The main reason that a patient would require a root canal treatment is because of an untreated cavity. Left untreated, the decay can eat away at the tooth's enamel and dentin until it eventually damages the root of the tooth. This decay then leads to inflammation and infection of the pulp of the tooth, known as an abscess.

Untreated periodontitis (gum disease) can also result in a badly infected or abscessed tooth that will then require a expert in root. Infections of the pulp of the tooth are untreatable by way of antibiotics; the only alternative to a endodonic treatment is extraction of the tooth. The dentist or endodontic will attempt to save the natural tooth by removing the infected pulp. It is in the best interest of the patient's overall oral health to preserve the natural tooth whenever possible; removal of a single tooth may cause other teeth to drift out of line, impacting the overall alignment of the teeth.

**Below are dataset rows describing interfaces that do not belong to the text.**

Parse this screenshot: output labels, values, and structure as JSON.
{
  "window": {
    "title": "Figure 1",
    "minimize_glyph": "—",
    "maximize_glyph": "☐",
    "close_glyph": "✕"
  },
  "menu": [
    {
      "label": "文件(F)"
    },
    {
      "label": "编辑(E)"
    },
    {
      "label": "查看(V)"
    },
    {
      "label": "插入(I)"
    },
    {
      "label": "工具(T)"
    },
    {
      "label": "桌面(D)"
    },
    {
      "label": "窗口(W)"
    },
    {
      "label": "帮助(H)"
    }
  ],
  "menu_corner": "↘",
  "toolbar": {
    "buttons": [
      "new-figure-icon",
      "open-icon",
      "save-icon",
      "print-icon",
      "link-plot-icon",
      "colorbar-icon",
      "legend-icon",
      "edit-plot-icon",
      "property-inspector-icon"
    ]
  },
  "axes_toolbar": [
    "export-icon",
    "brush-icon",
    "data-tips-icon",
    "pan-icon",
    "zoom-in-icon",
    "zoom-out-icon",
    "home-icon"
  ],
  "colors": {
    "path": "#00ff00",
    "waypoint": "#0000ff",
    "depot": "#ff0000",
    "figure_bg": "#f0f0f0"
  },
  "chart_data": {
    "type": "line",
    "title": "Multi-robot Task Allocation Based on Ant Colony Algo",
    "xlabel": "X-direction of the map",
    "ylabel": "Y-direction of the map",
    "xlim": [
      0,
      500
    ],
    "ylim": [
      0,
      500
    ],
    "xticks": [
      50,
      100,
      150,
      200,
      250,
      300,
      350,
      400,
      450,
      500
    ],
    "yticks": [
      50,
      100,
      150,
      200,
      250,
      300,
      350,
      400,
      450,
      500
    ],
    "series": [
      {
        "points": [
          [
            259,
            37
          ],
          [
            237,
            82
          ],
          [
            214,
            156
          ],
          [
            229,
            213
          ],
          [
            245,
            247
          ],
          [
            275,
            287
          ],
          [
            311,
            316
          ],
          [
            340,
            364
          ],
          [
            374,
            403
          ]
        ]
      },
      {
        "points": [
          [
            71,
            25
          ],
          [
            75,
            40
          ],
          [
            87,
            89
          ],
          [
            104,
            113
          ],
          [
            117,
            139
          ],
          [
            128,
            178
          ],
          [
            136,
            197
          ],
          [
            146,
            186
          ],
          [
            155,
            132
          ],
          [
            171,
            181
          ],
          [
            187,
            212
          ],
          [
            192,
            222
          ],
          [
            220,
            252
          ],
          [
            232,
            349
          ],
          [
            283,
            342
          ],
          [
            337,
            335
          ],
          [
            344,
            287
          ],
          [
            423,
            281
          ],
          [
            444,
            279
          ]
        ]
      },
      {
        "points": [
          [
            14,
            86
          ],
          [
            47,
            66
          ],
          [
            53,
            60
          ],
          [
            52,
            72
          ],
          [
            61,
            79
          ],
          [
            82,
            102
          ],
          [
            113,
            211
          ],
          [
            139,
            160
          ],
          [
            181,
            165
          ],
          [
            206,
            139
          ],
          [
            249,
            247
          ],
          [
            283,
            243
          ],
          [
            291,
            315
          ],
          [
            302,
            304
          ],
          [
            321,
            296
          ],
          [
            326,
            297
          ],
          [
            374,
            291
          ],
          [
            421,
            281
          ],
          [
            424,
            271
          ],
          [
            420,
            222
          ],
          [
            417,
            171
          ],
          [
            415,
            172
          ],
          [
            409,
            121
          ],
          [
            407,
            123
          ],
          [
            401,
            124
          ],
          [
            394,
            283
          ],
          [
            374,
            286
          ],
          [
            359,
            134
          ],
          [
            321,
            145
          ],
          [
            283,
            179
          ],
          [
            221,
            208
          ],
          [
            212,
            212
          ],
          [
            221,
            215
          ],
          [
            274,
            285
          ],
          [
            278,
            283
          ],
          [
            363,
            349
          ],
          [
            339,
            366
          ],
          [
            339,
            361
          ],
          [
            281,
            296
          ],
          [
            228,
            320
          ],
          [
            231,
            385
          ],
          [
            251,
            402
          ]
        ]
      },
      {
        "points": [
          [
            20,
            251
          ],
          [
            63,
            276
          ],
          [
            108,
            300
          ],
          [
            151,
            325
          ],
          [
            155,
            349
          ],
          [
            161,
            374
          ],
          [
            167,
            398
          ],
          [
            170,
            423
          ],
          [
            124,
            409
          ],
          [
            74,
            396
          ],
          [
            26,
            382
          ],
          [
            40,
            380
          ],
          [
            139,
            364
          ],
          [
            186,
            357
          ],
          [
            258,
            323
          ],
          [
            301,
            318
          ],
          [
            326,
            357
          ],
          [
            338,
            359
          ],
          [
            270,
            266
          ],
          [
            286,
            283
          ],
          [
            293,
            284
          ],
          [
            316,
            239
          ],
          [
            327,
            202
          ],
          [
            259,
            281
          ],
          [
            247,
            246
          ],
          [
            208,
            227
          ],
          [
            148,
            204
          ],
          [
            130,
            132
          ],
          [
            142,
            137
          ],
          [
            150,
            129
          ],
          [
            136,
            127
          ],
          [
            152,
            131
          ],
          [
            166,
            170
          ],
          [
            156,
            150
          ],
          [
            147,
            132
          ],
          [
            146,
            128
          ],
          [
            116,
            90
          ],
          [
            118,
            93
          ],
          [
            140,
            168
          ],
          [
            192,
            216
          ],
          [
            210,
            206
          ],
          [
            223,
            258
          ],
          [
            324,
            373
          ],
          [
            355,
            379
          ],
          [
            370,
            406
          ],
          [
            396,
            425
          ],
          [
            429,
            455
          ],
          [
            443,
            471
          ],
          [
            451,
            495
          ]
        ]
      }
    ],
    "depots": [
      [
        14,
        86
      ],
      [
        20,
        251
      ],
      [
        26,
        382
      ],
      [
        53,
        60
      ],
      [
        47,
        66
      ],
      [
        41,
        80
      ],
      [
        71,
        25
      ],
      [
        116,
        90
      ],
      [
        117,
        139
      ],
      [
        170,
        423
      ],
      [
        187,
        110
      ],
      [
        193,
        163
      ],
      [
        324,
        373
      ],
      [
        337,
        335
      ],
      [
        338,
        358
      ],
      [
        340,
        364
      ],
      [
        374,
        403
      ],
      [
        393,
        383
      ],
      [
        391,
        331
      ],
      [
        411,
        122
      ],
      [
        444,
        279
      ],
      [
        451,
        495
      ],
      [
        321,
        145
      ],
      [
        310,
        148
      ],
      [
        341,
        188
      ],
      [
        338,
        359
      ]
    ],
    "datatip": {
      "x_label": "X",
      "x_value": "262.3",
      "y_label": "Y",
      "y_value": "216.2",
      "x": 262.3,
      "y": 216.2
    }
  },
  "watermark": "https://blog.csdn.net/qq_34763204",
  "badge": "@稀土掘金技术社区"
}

Every dentist is trained to do root treatment, and many family dentists do root treatments at their office. However, you may be referred to a prosthodontist or endodontist for your procedure, as these dental professionals specialize in restorative dentistry.

What happens during the procedure?

Typically during a root treatment procedure, the dentist will inject the patient with a local anesthetic. In the case where multiple teeth need to be fixed, he or she may recommend sedation dentistry. The patient is sometimes prescribed antibiotics beforehand to decrease the infection.

During the procedure, the dentist will open the crown of the tooth to expose the root and pulp. The dentist will then examine and clean the root systems using the appropriate dental instruments. If an abscess is present, the dentist may need to drain it; this could take a couple of days and an additional appointment may be necessary in order to complete the root canal treatment.

If the pulp is dead or severely infected, the dentist will remove it. The empty space will then be filled with permanent dental filler.

What happens after the procedure?

Teeth that have undergone a root canal treatment are often capped with a crown to strengthen and protect the tooth from further damage. It is normal to experience some swelling and tenderness immediately after the treatment; however, if discomfort continues for more than 48 hours, contact your dentist or endodontist. If you have any queries relating to in which and how to use veneers anthem, you can make contact with us at the web site.


It is still possible for cavities to reoccur after a root canal has been performed. Speak to your dental professional for guidance on proper oral hygiene to prevent further decay and damage to your teeth. With proper maintenance, a tooth that has had a root canal can last for a patient's lifetime.

A root canal may be necessary in order to save an infected or damaged tooth. It will eliminate the pain, inflammation and infection that have spread to the pulp of the tooth, and prevent the infection from spreading to other dental structures. A root canal treatment is more beneficial than simply pulling the tooth, as the natural tooth will retain the alignment of the teeth.